┌─ Data for this task

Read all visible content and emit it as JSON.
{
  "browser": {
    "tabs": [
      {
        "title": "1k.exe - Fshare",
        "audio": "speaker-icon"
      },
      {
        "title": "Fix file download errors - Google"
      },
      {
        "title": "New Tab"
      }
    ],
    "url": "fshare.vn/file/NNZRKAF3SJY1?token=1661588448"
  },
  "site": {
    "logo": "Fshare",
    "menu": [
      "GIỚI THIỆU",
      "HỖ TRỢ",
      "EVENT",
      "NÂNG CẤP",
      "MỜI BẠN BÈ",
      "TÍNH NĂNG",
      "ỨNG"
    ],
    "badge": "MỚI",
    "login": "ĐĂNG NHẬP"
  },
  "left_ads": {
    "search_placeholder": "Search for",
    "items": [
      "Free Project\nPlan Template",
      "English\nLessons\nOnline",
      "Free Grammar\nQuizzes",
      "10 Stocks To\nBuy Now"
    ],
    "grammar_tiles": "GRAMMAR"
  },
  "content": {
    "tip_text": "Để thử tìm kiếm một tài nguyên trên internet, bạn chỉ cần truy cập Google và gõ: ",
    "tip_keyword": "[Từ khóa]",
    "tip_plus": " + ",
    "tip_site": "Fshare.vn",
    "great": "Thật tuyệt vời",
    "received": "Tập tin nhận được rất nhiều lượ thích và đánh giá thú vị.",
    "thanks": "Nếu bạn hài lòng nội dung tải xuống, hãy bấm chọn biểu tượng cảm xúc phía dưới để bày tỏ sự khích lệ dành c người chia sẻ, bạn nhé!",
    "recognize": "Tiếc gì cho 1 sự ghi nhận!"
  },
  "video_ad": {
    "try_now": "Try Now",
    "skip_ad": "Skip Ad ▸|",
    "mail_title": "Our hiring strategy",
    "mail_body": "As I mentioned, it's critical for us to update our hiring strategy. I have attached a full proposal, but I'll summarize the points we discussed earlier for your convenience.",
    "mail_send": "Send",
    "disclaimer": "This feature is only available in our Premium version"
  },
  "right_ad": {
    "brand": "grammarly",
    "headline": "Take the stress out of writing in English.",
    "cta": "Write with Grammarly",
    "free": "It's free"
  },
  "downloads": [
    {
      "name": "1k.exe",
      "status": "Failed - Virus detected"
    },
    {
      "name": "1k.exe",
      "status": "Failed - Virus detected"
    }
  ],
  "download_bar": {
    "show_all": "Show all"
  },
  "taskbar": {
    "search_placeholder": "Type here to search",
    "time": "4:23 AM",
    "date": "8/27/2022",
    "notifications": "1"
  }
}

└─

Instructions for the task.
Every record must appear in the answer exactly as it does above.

Answer to this exercise.
Read all visible content and emit it as JSON.
{
  "browser": {
    "tabs": [
      {
        "title": "1k.exe - Fshare",
        "audio": "speaker-icon"
      },
      {
        "title": "Fix file download errors - Google"
      },
      {
        "title": "New Tab"
      }
    ],
    "url": "fshare.vn/file/NNZRKAF3SJY1?token=1661588448"
  },
  "site": {
    "logo": "Fshare",
    "menu": [
      "GIỚI THIỆU",
      "HỖ TRỢ",
      "EVENT",
      "NÂNG CẤP",
      "MỜI BẠN BÈ",
      "TÍNH NĂNG",
      "ỨNG"
    ],
    "badge": "MỚI",
    "login": "ĐĂNG NHẬP"
  },
  "left_ads": {
    "search_placeholder": "Search for",
    "items": [
      "Free Project\nPlan Template",
      "English\nLessons\nOnline",
      "Free Grammar\nQuizzes",
      "10 Stocks To\nBuy Now"
    ],
    "grammar_tiles": "GRAMMAR"
  },
  "content": {
    "tip_text": "Để thử tìm kiếm một tài nguyên trên internet, bạn chỉ cần truy cập Google và gõ: ",
    "tip_keyword": "[Từ khóa]",
    "tip_plus": " + ",
    "tip_site": "Fshare.vn",
    "great": "Thật tuyệt vời",
    "received": "Tập tin nhận được rất nhiều lượ thích và đánh giá thú vị.",
    "thanks": "Nếu bạn hài lòng nội dung tải xuống, hãy bấm chọn biểu tượng cảm xúc phía dưới để bày tỏ sự khích lệ dành c người chia sẻ, bạn nhé!",
    "recognize": "Tiếc gì cho 1 sự ghi nhận!"
  },
  "video_ad": {
    "try_now": "Try Now",
    "skip_ad": "Skip Ad ▸|",
    "mail_title": "Our hiring strategy",
    "mail_body": "As I mentioned, it's critical for us to update our hiring strategy. I have attached a full proposal, but I'll summarize the points we discussed earlier for your convenience.",
    "mail_send": "Send",
    "disclaimer": "This feature is only available in our Premium version"
  },
  "right_ad": {
    "brand": "grammarly",
    "headline": "Take the stress out of writing in English.",
    "cta": "Write with Grammarly",
    "free": "It's free"
  },
  "downloads": [
    {
      "name": "1k.exe",
      "status": "Failed - Virus detected"
    },
    {
      "name": "1k.exe",
      "status": "Failed - Virus detected"
    }
  ],
  "download_bar": {
    "show_all": "Show all"
  },
  "taskbar": {
    "search_placeholder": "Type here to search",
    "time": "4:23 AM",
    "date": "8/27/2022",
    "notifications": "1"
  }
}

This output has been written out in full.